By Stephanie Holland
By Stephanie Holland
“I got vision and the rest of the world wears bifocals.” That famous line from “Butch Cassidy and the Sundance Kid” sums up everything you need to know about its star Paul Newman. While the rest of us were busy trying to figure out life, he was busy living it.
On Sept. 27 at the age of 83 Paul Newman died from lung cancer. The star of classics like “The Hustler,” “The Sting” and “Slap Shot” is survived by his wife of 50 years Joanne Woodward, his five daughters and eight grandchildren.
It is impossible to imagine Hollywood without Newman, most of his roles are considered classics and his performance in them genius.
He began his career in the theater and in early TV appearing on shows like “The Aldrich Family” and “I’ve Got a Secret.” His first major film role came in 1954’s “The Silver Chalice,” however, always the rebel he took out an ad in Variety apologizing for the film because he hated it so much.
Four years later he was nominated for his first Academy Award for “Cat on a Hot Tin Roof.” He was nominated for ten Oscars finally winning in 1987 for “The Color of Money,” in which he updated his character from “The Hustler,” Fast Eddie Felson.
Despite his success Newman became bored with Hollywood and began to pursue outside projects like auto racing and charity work.
In 1982 Newman and his neighbor decided to market Newman’s salad dressing as a joke. According to http://www.newmansown.com since its inception over $250 million in proceeds have been donated to charity. Newman’s Own began producing organic food before it was trendy to do so. The successful product line includes popcorn and spaghetti sauce with 100% of the profits benefiting various charities around the world.
Newman was known as a humble philanthropist who believed in taking care of the less fortunate but not in bragging about it.

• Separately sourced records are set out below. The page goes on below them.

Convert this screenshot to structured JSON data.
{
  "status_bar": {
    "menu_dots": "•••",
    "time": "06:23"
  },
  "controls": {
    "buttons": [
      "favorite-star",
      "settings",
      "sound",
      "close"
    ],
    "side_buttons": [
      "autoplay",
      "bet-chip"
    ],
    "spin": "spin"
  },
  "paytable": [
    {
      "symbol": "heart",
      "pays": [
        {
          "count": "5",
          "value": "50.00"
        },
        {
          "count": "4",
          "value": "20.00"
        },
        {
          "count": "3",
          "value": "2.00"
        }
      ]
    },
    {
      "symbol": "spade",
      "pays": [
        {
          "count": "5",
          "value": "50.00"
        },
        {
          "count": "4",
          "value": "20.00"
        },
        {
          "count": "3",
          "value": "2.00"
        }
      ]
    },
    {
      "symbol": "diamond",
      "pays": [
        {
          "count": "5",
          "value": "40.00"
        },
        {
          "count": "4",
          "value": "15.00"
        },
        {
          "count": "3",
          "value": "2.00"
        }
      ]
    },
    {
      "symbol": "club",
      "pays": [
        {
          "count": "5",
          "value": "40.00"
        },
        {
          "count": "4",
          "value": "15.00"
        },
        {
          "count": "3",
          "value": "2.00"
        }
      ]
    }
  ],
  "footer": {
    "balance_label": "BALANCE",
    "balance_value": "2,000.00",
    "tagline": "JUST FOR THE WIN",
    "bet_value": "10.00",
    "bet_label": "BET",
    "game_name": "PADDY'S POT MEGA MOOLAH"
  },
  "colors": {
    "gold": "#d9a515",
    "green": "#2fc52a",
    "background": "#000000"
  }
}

In the 70s at the height of his legendary career Newman became a professional race car driver. Though he got a late start he won several races and championships including the grueling Daytona 24-hours.
Ironically his final two film roles merged his two passions, acting and racing. In 2006 he provided the voice of Doc in Disney’s “Cars,” and in 2007 he narrated the documentary “Dale” about the late Dale Earnhardt.
Despite his outside interests it is Newman’s intense, subdued style of acting that he will be remembered for. During his career he worked with some of Hollywood’s top stars including Elizabeth Taylor, Martin Scorsese and Robert Redford.
His most frequent co-star and perhaps his best was Woodward. From their first pairing in 1958’s “The Long, Hot Summer” to the classic tale of ambition and a loveless marriage, “From the Terrace,” they always provided a chemistry on-screen that was impossible to look away from. In a Playboy interview he once explained his long-term marriage, “I have steak at home, why go out for hamburger?”
Newman’s good looks and famous blue eyes made him heartthrob his entire life but, he often played against type portraying a train robber, a hockey player, a rebellious prisoner and a grumpy grandfather.
Along with the recent passing of Sydney Pollack, Newman’s death closes the door on an era of Hollywood that will never be recreated. While Brad Pitt and George Clooney are famous for playing cool under pressure leading men, they owe their careers to Newman.
In Clooney’s own words, “He set the bar too high for the rest of us. Not just actors but all of us.”